During the 1996 election campaign, Chubais was the leader of the informal campaign headquarters of Yeltsin. After Yeltsin was elected for a second presidential term in the summer of 1996, he gradually expanded the powers of his administration (for example, by giving it the right of a legislative initiative) and appointed Chubais as its head.
In March 1997, Yeltsin appointed Chubais as First Deputy Prime Minister and Minister of Finance of the Russian Federation. On November 20, 1997, Chubais was dismissed at his own request (due to the scandal over his receipt of a fee of $90,000 for the then-unwritten book on privatization), but he remained Deputy Prime Minister and left the government only in March 1998 after the resignation of Chernomyrdin’s cabinet.

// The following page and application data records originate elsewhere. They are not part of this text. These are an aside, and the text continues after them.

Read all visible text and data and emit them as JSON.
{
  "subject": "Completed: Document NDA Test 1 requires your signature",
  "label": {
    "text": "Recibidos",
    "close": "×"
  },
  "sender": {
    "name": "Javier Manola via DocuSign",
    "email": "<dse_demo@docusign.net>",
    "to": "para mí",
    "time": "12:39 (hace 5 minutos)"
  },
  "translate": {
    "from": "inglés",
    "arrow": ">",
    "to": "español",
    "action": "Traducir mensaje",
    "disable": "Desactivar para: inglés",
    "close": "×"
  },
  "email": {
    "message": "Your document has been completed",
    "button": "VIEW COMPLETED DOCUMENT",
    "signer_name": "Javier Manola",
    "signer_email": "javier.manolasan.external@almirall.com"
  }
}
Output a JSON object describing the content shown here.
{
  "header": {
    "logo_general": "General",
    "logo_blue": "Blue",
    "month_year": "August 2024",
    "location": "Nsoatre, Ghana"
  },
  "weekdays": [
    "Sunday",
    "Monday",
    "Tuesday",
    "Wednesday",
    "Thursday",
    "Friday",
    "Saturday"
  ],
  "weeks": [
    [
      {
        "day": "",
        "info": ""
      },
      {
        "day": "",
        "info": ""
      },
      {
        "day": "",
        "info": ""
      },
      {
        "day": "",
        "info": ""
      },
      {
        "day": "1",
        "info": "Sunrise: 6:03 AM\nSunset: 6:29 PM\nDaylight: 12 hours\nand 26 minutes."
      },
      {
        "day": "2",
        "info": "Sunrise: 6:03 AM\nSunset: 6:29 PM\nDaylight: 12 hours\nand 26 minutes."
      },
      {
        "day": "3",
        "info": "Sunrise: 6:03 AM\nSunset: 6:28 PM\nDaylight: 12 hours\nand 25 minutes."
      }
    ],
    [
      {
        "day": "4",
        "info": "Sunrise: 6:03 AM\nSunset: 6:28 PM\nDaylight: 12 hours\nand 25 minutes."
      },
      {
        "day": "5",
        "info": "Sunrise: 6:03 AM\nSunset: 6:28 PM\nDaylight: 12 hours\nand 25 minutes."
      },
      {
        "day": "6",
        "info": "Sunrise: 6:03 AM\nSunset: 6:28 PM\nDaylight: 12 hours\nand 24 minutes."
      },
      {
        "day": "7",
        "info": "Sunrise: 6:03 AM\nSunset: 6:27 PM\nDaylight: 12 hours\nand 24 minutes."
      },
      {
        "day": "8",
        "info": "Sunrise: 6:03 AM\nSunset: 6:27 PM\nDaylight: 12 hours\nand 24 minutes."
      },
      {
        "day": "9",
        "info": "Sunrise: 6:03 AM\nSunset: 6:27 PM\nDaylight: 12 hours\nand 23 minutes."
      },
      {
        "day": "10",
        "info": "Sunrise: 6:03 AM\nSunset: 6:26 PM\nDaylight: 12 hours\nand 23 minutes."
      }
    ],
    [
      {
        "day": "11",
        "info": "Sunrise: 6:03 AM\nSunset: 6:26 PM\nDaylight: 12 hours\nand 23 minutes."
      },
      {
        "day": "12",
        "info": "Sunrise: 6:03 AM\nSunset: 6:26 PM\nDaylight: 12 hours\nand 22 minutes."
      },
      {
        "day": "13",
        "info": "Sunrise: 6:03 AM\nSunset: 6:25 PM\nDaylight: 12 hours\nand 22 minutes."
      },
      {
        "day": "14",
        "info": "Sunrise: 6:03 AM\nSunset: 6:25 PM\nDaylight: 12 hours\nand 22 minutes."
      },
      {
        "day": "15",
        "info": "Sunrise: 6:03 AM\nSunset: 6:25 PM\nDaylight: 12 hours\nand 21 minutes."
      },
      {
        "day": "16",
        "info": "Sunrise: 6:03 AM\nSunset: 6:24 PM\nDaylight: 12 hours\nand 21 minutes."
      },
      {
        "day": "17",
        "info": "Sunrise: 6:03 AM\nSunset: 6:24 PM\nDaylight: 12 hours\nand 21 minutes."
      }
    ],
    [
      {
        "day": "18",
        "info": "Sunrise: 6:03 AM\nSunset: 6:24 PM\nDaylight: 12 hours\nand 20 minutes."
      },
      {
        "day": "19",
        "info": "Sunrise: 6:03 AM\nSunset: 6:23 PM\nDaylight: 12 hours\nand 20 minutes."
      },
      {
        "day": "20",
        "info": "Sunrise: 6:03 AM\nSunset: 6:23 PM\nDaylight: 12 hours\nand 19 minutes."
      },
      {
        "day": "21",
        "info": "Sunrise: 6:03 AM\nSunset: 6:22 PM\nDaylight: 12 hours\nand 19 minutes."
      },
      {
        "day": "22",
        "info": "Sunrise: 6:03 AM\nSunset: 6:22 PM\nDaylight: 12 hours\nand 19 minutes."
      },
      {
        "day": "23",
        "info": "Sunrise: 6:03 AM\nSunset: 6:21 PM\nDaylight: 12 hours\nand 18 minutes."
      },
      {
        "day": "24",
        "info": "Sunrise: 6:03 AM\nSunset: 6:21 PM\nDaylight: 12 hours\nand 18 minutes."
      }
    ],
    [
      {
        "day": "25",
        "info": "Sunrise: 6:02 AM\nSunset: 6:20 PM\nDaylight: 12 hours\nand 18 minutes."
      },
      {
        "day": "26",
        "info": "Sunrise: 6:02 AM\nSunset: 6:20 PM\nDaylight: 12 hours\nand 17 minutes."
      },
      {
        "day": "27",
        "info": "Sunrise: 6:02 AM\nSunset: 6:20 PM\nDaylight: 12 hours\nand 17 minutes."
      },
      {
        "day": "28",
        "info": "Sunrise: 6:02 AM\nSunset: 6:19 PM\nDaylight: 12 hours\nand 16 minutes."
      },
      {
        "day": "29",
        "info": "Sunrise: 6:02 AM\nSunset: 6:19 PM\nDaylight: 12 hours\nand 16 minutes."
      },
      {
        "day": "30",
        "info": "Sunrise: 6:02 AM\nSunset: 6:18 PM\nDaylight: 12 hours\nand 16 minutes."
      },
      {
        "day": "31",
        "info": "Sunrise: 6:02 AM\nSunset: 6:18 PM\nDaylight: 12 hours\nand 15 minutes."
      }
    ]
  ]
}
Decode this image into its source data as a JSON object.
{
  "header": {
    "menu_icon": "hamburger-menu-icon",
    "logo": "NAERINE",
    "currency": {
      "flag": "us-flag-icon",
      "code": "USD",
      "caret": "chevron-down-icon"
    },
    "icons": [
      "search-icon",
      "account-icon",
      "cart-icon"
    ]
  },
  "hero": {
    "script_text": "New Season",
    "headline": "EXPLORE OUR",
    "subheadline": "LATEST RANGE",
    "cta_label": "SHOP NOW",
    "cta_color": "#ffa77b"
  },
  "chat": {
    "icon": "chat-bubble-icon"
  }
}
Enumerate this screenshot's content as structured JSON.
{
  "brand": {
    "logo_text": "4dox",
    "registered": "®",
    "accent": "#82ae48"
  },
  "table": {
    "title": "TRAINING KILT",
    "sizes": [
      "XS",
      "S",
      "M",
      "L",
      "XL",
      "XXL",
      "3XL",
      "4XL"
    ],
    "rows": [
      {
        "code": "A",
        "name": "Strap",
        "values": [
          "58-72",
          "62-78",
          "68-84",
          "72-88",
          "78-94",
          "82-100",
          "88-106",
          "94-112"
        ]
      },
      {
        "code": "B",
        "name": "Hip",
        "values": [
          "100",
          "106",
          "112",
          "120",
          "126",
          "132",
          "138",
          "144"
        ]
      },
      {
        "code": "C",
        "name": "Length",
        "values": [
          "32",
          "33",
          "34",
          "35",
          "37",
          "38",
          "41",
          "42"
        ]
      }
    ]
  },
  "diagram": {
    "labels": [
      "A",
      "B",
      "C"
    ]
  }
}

On April 30, 1998, Anatoly Chubais led the country's largest state monopoly, the Unified Energy Systems of Russia (RAO UES), which was experiencing stagnation and a crisis of non-payments. He implemented the policy of splitting the energy monopoly into naturally monopolistic and competitive sectors. Chubais ultimately achieved his goal: on July 1, 2008, RAO UES ceased to exist, and 23 independent companies appeared in its place.
On September 22, 2008, by decree of Dmitry Medvedev, Chubais was appointed head of the newly formed state holding RosNANO. Thus, he ceased to be a reformer-privatizer, because the state’s policy has changed. Now, privatization gives way for the creeping nationalization of the Russian economy, where the government and its counterparties already control about 70% of the national economy. However, this does not bother him. The scandal with the results of the RosNANO audit by the Accounts Chamber of the Russian Federation in 2013, which exposed a whole series of suspicious transactions of the corporation did not affect his career in any way. The scandal of 2016 with a mansion in Peredelkino near Moscow for $40 million also did not lead to any consequences for Chubais.
Like all other “systemic liberals,” Chubais is ready to serve any government, if only it could find a place for him and any of his projects, including those far from ideas of the free market.
Corruption. For example, it remains unclear for what money Chubais and his wife built a “smart home” in Peredelkino for $40 million.
The economic service for the interests of the Putin regime.